The Case For/Against Florida State Campground Privatization
Editor’s Note: The Orlando Sentinel published the following story on Thursday (June 9) in advance of a crucial meeting at which state officials were to consider privatizing campgrounds inside Florida’s state parks.
Florida’s park system takes in more than 1,000 square miles of the state’s most prized woods, springs and beaches; is the nation’s only two-time winner of a coveted Gold Medal for excellence; and is a finalist for that prize again this year.
Whether the winning streak continues in years to come could be greatly affected by a state panel in Tallahassee that was to decide Thursday (June 9) whether to approve the concept of privately operated campgrounds inside Florida parks.
More than 50 parks, from the Alafia River to Wekiwa Springs, offer conventional family camping at drive-up sites managed by state rangers, maintenance workers and police, many of whom think of their jobs as a calling.
But the state Division of Recreation and Parks has proposed that as many as 56 parks that don’t now offer family camping get new campgrounds “designed, constructed and operated by private entities.” In Central Florida, proposed sites include De Leon Springs State Park, Rock Springs Run State Reserve and Lower Wekiva River Preserve State Park.
“Park systems are facing huge pressures, and things that were unthinkable a few years are suddenly on the table,” said Rich Dolesh, chief of public policy for the National Recreation and Park Association, whose members include professionals, citizens and teachers. “What has to be considered are, what are the trade-offs when you bring private management in? What kind of park experience are they providing? It’s no longer your park ranger that’s greeting somebody. The companies that do this do it for the bottom line.”
Although in line with Gov. Rick Scott’s broader agenda, park officials are taking credit for an idea that they say could raise more cash, create jobs and establish thousands of new campsites in a system that now has 3,501 sites, generates more than $15 million in annual revenue and draws 2 million visitors a year.
The Florida Department of Environmental Protection, the park service’s parent agency, would not provide a park official to comment on the proposal, which has been pursued inside the agency with relatively little public notice.
A spokeswoman said in e-mails that the proposal does not amount to a trial run for privatizing all camping at state parks; instead, it is an attempt to find an affordable way of providing more sites for campers.
“With the cost of constructing campgrounds in the millions of dollars, the Florida Park Service will ensure all avenues to expand camping are investigated, including private construction and operation,” DEP spokeswoman Kristin Lock said.

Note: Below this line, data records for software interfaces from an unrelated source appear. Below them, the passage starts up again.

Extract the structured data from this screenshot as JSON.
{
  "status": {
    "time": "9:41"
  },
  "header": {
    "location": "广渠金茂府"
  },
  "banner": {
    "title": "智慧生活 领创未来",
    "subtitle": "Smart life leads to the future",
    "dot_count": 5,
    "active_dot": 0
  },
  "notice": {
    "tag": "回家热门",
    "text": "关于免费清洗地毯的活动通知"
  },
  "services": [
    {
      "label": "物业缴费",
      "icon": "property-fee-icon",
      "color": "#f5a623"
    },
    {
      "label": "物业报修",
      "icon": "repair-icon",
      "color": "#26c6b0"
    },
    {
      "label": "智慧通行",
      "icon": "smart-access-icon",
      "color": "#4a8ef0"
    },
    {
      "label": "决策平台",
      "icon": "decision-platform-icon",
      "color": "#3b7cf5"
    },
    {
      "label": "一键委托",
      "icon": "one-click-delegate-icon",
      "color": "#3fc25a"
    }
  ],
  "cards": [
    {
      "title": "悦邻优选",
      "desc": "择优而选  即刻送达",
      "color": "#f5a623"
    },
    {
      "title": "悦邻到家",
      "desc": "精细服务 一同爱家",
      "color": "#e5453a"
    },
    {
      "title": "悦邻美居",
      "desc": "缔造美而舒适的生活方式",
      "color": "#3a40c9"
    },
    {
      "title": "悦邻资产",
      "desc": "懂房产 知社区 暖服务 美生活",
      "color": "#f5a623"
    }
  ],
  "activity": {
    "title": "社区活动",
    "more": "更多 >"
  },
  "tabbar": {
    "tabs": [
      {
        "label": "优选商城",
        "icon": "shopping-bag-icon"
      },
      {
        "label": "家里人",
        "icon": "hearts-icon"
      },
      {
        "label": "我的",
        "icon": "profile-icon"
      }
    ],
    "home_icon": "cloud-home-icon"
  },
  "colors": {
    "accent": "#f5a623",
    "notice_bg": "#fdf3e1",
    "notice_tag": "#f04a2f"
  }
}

Though a call earlier this year by a couple of lawmakers to develop golf courses inside state parks was dropped in the face of widespread opposition, reaction to privatizing campgrounds has been cautious.
Early Reactions Vary
The park service’s proposal was to be considered by the Acquisition and Restoration Council, whose 11 members are drawn from state environmental agencies or are appointed by those agencies and the governor to oversee management of conservation lands.
Panel member Lynetta Griner of Usher Land and Timber Co. in Chiefland said earlier this week that she was not yet familiar with the issue. Another member, professor Peter Frederick of the University of Florida’s department of wildlife ecology and conservation, said he wouldn’t share his response until the meeting.
Lane Green, vice chairman of the panel and executive director of Tall Timbers Research Station near Tallahassee, said he was inclined to agree with the proposal.
“Based on the 53 parks that are operating with camping now, camping has been a good revenue generator, and it keeps people working in the parks,” Green said. “The other alternative could be, if things keep going the way they are going, they’ll have to shut down parks or do them with volunteers.”
The proposal would give the park service a relatively quick procedure, which would include local public meetings, for establishing privately managed camping in individual parks.
Julie Wraithmell, director of wildlife conservation for Audubon of Florida in Tallahassee, said her group supports the use of private businesses in state parks, such as canoe-rental concessions, if they help cushion parks from budget cuts and are carefully supervised.
But too little has been made public about the campground proposal, she said.
“This is a novel experience for us, and there are probably issues that haven’t even been anticipated,” Wraithmell said. “It’s kind of like we are giving away our ability to discuss those openly — before we even know what they are.”
Other conservation activists gave the plan tentative support.
Greg Chelius, director of the Florida office of the Trust for Public Land, said he is confident the state park system would not allow privately developed camping to mimic the typically less-natural experience of a KOA campground.
John Cook, acting Florida director for the Nature Conservancy, said revenue from privately managed campsites should be spent on controlled burns and the control of exotic species inside parks.
“You’ve got a state budget that’s not going to allow a lot of capital outlay for any state agency,” said Eleanor Warmack, executive director of the Florida Recreation and Park Association, whose members include professionals, advisory-board members and educators. “To be able to bring in some private partners to develop some additional campgrounds, I think, is probably a unique approach and probably one that deserves a little more exploration.”